How to complete this task: Please write out the whole listing that follows exactly; the pictures stay out.

Records provided:

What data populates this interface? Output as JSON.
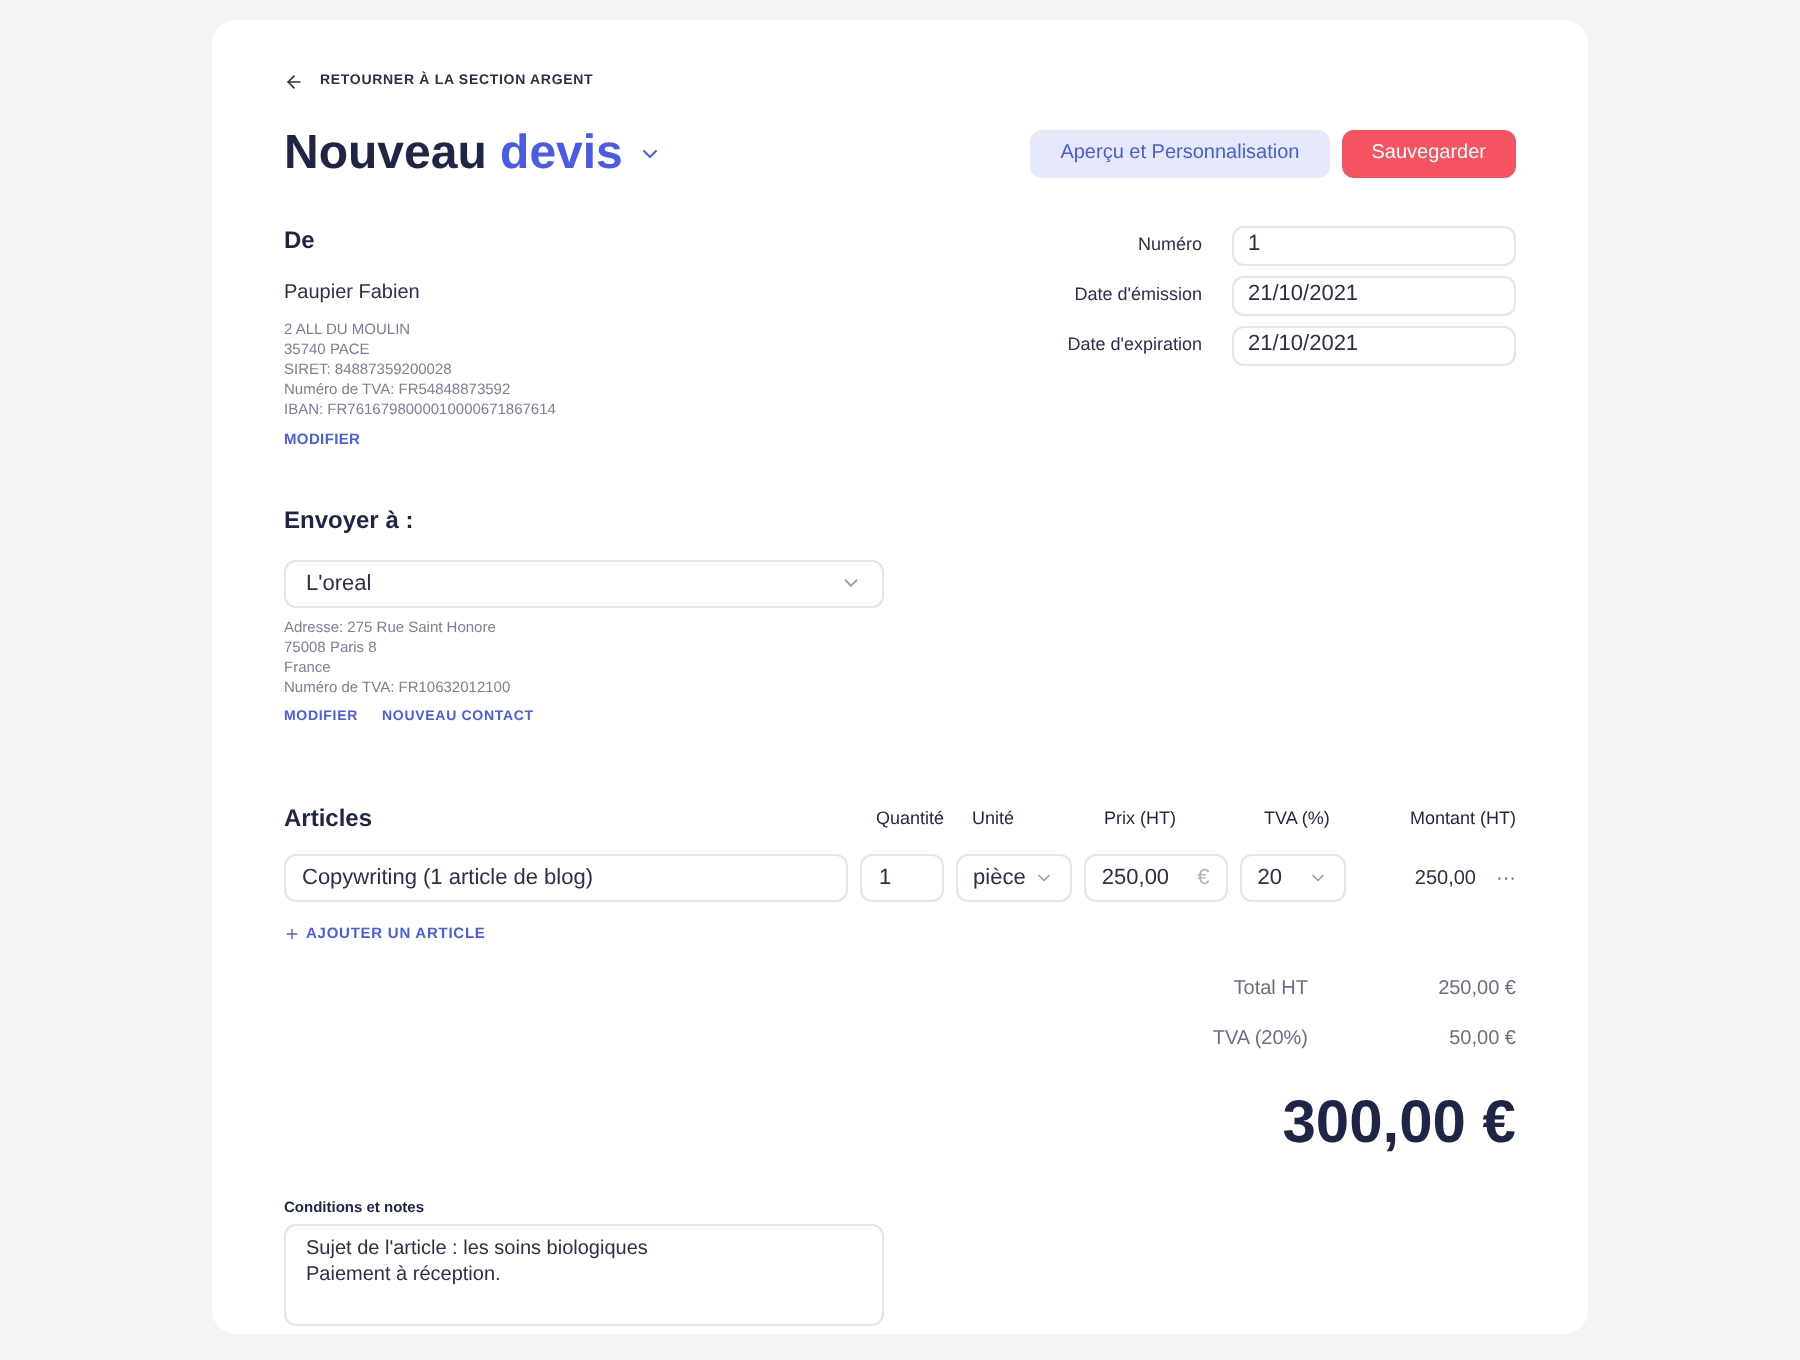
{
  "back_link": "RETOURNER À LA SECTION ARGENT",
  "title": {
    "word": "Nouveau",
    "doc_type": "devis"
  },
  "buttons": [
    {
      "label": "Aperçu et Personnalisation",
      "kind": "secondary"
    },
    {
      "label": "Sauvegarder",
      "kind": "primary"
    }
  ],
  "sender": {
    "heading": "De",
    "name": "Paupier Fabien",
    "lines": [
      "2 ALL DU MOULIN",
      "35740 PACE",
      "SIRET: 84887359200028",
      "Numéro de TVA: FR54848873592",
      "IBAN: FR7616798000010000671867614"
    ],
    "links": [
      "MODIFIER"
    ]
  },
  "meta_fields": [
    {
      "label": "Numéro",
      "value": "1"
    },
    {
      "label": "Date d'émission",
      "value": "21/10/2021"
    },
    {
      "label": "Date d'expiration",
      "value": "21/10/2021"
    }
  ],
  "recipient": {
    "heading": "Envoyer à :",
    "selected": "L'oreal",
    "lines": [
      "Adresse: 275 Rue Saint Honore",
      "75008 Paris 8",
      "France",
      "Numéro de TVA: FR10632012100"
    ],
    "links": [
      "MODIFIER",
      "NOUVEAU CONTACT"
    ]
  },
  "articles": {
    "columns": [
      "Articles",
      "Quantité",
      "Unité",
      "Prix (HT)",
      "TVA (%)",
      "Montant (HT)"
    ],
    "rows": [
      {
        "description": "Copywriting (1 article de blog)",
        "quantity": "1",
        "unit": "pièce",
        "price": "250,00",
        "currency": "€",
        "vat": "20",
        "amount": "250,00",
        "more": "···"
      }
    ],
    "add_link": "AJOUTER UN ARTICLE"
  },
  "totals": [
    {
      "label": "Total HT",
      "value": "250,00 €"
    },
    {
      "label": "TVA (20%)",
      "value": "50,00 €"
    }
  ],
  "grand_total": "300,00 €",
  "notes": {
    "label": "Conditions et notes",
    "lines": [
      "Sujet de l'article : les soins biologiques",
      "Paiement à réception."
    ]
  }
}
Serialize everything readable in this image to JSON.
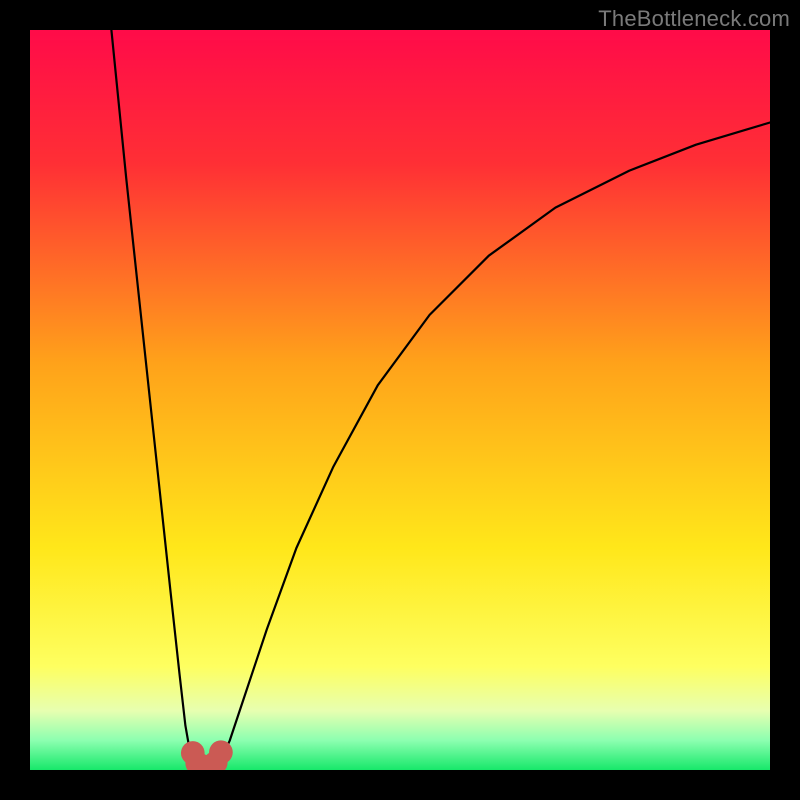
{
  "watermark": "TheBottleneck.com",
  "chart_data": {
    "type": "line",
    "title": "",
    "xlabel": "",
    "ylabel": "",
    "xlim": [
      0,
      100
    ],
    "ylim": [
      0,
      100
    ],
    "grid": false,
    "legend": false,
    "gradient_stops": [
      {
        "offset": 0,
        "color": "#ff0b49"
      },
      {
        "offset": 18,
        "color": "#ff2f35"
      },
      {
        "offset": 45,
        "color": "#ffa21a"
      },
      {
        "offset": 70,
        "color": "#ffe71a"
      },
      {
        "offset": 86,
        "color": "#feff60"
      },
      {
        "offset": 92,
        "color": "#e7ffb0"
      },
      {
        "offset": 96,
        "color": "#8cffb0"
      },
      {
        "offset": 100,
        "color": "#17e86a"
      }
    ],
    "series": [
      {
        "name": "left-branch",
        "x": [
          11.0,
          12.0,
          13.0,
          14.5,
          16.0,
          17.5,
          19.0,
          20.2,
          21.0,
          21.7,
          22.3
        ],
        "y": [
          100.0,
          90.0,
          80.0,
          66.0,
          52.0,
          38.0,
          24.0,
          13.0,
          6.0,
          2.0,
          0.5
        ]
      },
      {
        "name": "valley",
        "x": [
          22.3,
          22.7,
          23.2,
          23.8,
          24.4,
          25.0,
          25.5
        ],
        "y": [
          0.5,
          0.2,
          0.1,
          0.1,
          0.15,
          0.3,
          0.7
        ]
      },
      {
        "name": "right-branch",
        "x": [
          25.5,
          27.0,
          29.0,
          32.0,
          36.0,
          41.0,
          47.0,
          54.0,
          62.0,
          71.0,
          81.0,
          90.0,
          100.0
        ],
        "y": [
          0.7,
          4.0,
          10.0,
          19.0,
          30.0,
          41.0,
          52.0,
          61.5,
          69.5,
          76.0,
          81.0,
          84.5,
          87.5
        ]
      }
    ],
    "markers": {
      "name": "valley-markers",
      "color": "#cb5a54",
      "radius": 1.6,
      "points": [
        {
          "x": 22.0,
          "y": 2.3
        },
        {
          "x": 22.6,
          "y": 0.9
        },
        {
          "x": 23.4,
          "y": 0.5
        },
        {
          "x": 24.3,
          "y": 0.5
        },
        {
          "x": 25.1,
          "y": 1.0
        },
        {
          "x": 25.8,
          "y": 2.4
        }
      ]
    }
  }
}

Written answer:
What data populates this interface? Output as JSON.
{
  "back_link": "RETOURNER À LA SECTION ARGENT",
  "title": {
    "word": "Nouveau",
    "doc_type": "devis"
  },
  "buttons": [
    {
      "label": "Aperçu et Personnalisation",
      "kind": "secondary"
    },
    {
      "label": "Sauvegarder",
      "kind": "primary"
    }
  ],
  "sender": {
    "heading": "De",
    "name": "Paupier Fabien",
    "lines": [
      "2 ALL DU MOULIN",
      "35740 PACE",
      "SIRET: 84887359200028",
      "Numéro de TVA: FR54848873592",
      "IBAN: FR7616798000010000671867614"
    ],
    "links": [
      "MODIFIER"
    ]
  },
  "meta_fields": [
    {
      "label": "Numéro",
      "value": "1"
    },
    {
      "label": "Date d'émission",
      "value": "21/10/2021"
    },
    {
      "label": "Date d'expiration",
      "value": "21/10/2021"
    }
  ],
  "recipient": {
    "heading": "Envoyer à :",
    "selected": "L'oreal",
    "lines": [
      "Adresse: 275 Rue Saint Honore",
      "75008 Paris 8",
      "France",
      "Numéro de TVA: FR10632012100"
    ],
    "links": [
      "MODIFIER",
      "NOUVEAU CONTACT"
    ]
  },
  "articles": {
    "columns": [
      "Articles",
      "Quantité",
      "Unité",
      "Prix (HT)",
      "TVA (%)",
      "Montant (HT)"
    ],
    "rows": [
      {
        "description": "Copywriting (1 article de blog)",
        "quantity": "1",
        "unit": "pièce",
        "price": "250,00",
        "currency": "€",
        "vat": "20",
        "amount": "250,00",
        "more": "···"
      }
    ],
    "add_link": "AJOUTER UN ARTICLE"
  },
  "totals": [
    {
      "label": "Total HT",
      "value": "250,00 €"
    },
    {
      "label": "TVA (20%)",
      "value": "50,00 €"
    }
  ],
  "grand_total": "300,00 €",
  "notes": {
    "label": "Conditions et notes",
    "lines": [
      "Sujet de l'article : les soins biologiques",
      "Paiement à réception."
    ]
  }
}
Serialize everything readable in this image to JSON.
{
  "watermark": "TheBottleneck.com",
  "chart_data": {
    "type": "line",
    "title": "",
    "xlabel": "",
    "ylabel": "",
    "xlim": [
      0,
      100
    ],
    "ylim": [
      0,
      100
    ],
    "grid": false,
    "legend": false,
    "gradient_stops": [
      {
        "offset": 0,
        "color": "#ff0b49"
      },
      {
        "offset": 18,
        "color": "#ff2f35"
      },
      {
        "offset": 45,
        "color": "#ffa21a"
      },
      {
        "offset": 70,
        "color": "#ffe71a"
      },
      {
        "offset": 86,
        "color": "#feff60"
      },
      {
        "offset": 92,
        "color": "#e7ffb0"
      },
      {
        "offset": 96,
        "color": "#8cffb0"
      },
      {
        "offset": 100,
        "color": "#17e86a"
      }
    ],
    "series": [
      {
        "name": "left-branch",
        "x": [
          11.0,
          12.0,
          13.0,
          14.5,
          16.0,
          17.5,
          19.0,
          20.2,
          21.0,
          21.7,
          22.3
        ],
        "y": [
          100.0,
          90.0,
          80.0,
          66.0,
          52.0,
          38.0,
          24.0,
          13.0,
          6.0,
          2.0,
          0.5
        ]
      },
      {
        "name": "valley",
        "x": [
          22.3,
          22.7,
          23.2,
          23.8,
          24.4,
          25.0,
          25.5
        ],
        "y": [
          0.5,
          0.2,
          0.1,
          0.1,
          0.15,
          0.3,
          0.7
        ]
      },
      {
        "name": "right-branch",
        "x": [
          25.5,
          27.0,
          29.0,
          32.0,
          36.0,
          41.0,
          47.0,
          54.0,
          62.0,
          71.0,
          81.0,
          90.0,
          100.0
        ],
        "y": [
          0.7,
          4.0,
          10.0,
          19.0,
          30.0,
          41.0,
          52.0,
          61.5,
          69.5,
          76.0,
          81.0,
          84.5,
          87.5
        ]
      }
    ],
    "markers": {
      "name": "valley-markers",
      "color": "#cb5a54",
      "radius": 1.6,
      "points": [
        {
          "x": 22.0,
          "y": 2.3
        },
        {
          "x": 22.6,
          "y": 0.9
        },
        {
          "x": 23.4,
          "y": 0.5
        },
        {
          "x": 24.3,
          "y": 0.5
        },
        {
          "x": 25.1,
          "y": 1.0
        },
        {
          "x": 25.8,
          "y": 2.4
        }
      ]
    }
  }
}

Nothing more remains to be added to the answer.